This is how, forced by circumstances, on May 27, 1964, in Marquetalia, Colombia gave birth to the guerrilla organization, the FARC. July 20 of the same year, at a meeting of the heroic Marquetalianos who had resisted the Government aggression, they passed the agricultural program of the guerrillas and a summary of the fighting strategy of the FARC. One part says: “We all are revolutionaries who fight for a change of the system. But we wanted and struggled for this change using the least painful path for our people: the peaceful road, the road of democratic mass struggle, legal roads marked out in the Colombian Constitution. This path was violently closed to us. Because we are revolutionaries, who must in one way or another, play the historic role that falls to us. Forced by the circumstances that I already noted, we are inspired to look for another path: the road of the armed revolutionary struggle for power.”

The vote by the Marquetalia farmworkers to commit to struggle, and their decision to take up arms to fight for political power in the service of the people, was the direct result of official Government cruelty. Two years later, May 5, 1966, the Second Conference of the Southern Bloc formalized the FARC. The end of their political declaration stated: “The guerrillas of the Southern Bloc stand out in front of all that has come before. We have united in this Conference and established the FARC.

“It is the FARC that will begin a new stage of struggle and of unity with all the revolutionaries of our country, with all the workers and farmworkers, with students and intellectuals, with all our people. They will urge on the struggle of the broad masses towards a popular insurrection and take power for the people.”
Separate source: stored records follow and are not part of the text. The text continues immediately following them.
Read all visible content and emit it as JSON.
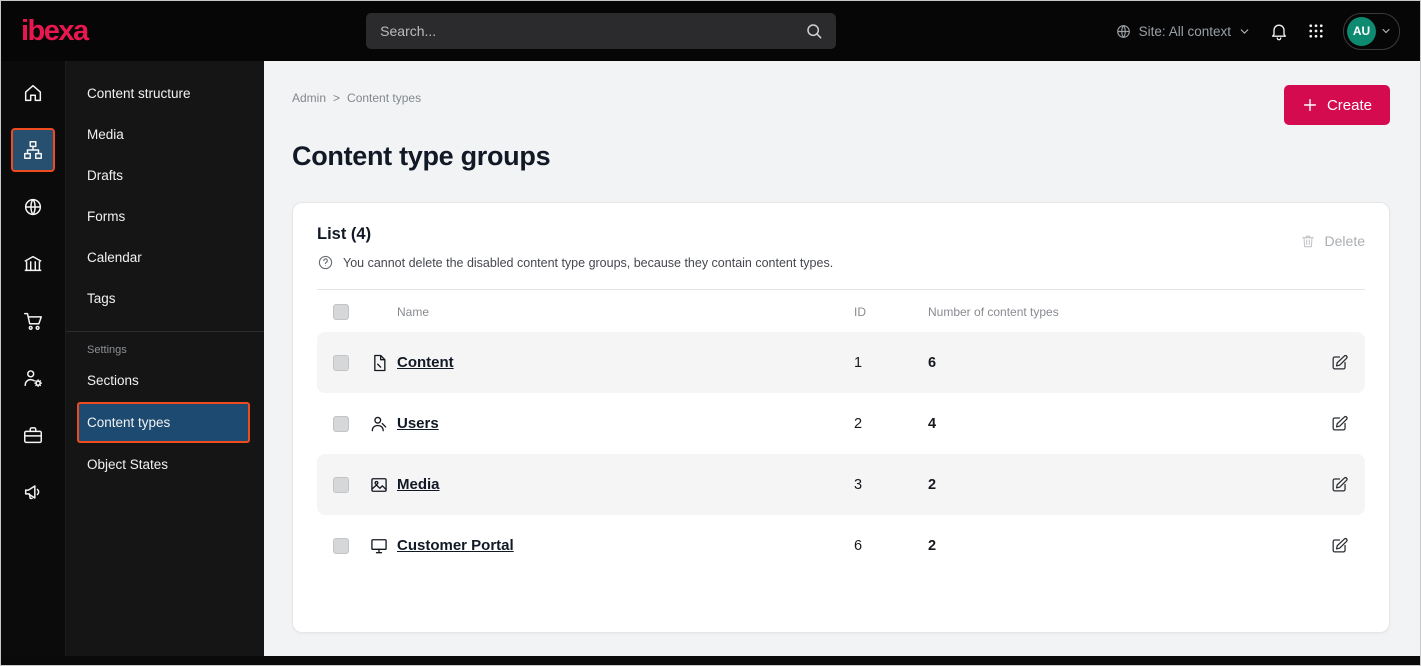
{
  "colors": {
    "brand_red": "#e8174f",
    "create_button_red": "#d40b4e",
    "highlight_orange": "#ee4c1e",
    "active_item_blue": "#1d4a70",
    "avatar_teal": "#0e8a70"
  },
  "topbar": {
    "logo_text": "ibexa",
    "search_placeholder": "Search...",
    "site_context_label": "Site: All context",
    "avatar_initials": "AU"
  },
  "icon_rail": {
    "items": [
      {
        "name": "home",
        "active": false
      },
      {
        "name": "content-tree",
        "active": true
      },
      {
        "name": "site-globe",
        "active": false
      },
      {
        "name": "product-catalog",
        "active": false
      },
      {
        "name": "commerce-cart",
        "active": false
      },
      {
        "name": "admin-users",
        "active": false
      },
      {
        "name": "briefcase",
        "active": false
      },
      {
        "name": "marketing-megaphone",
        "active": false
      }
    ]
  },
  "sidebar": {
    "items": [
      "Content structure",
      "Media",
      "Drafts",
      "Forms",
      "Calendar",
      "Tags"
    ],
    "settings_heading": "Settings",
    "settings_items": [
      "Sections",
      "Content types",
      "Object States"
    ],
    "active_item": "Content types"
  },
  "main": {
    "breadcrumb": {
      "parent": "Admin",
      "separator": ">",
      "current": "Content types"
    },
    "create_button": "Create",
    "page_title": "Content type groups",
    "card": {
      "list_heading": "List (4)",
      "hint_text": "You cannot delete the disabled content type groups, because they contain content types.",
      "delete_button": "Delete",
      "table": {
        "headers": {
          "name": "Name",
          "id": "ID",
          "count": "Number of content types"
        },
        "rows": [
          {
            "icon": "content-file",
            "name": "Content",
            "id": "1",
            "count": "6"
          },
          {
            "icon": "users-person",
            "name": "Users",
            "id": "2",
            "count": "4"
          },
          {
            "icon": "media-image",
            "name": "Media",
            "id": "3",
            "count": "2"
          },
          {
            "icon": "customer-portal-monitor",
            "name": "Customer Portal",
            "id": "6",
            "count": "2"
          }
        ]
      }
    }
  }
}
FB!: In the 1960s, the Vietnam War was a great setback for U.S. imperialism. Is this similar to what is happening in Colombia today?

FARC: Up to this moment, it is not the same situation, because for now the U.S. has about 400 military advisers in Colombia. But the risk we see is that in an eventual U.S. invasion, which they are preparing now, the conflict will become a huge war with unpredictable consequences. We remember that the U.S. started the war in Vietnam with military advisers, and later they sent their armies to a crushing defeat.

FB!: What is the U.S. doing in Colombia? Is the U.S. helping or hurting?

FARC: The U.S. is not to help build peace, nor to solve the economic, political, social, and cultural problems of most Colombians. Everyone knows the international policy of the U.S.: As the world's policeman, using any pretext to justify its intervention and meddling into the affairs of other peoples. Everyone also knows the absolute contempt of the U.S. Government for the sovereignty of other nations and for peoples right to self-determination.

Map of region

FARC member.

#UnitedStates #Interview #Colombia #FARCEP #Interviews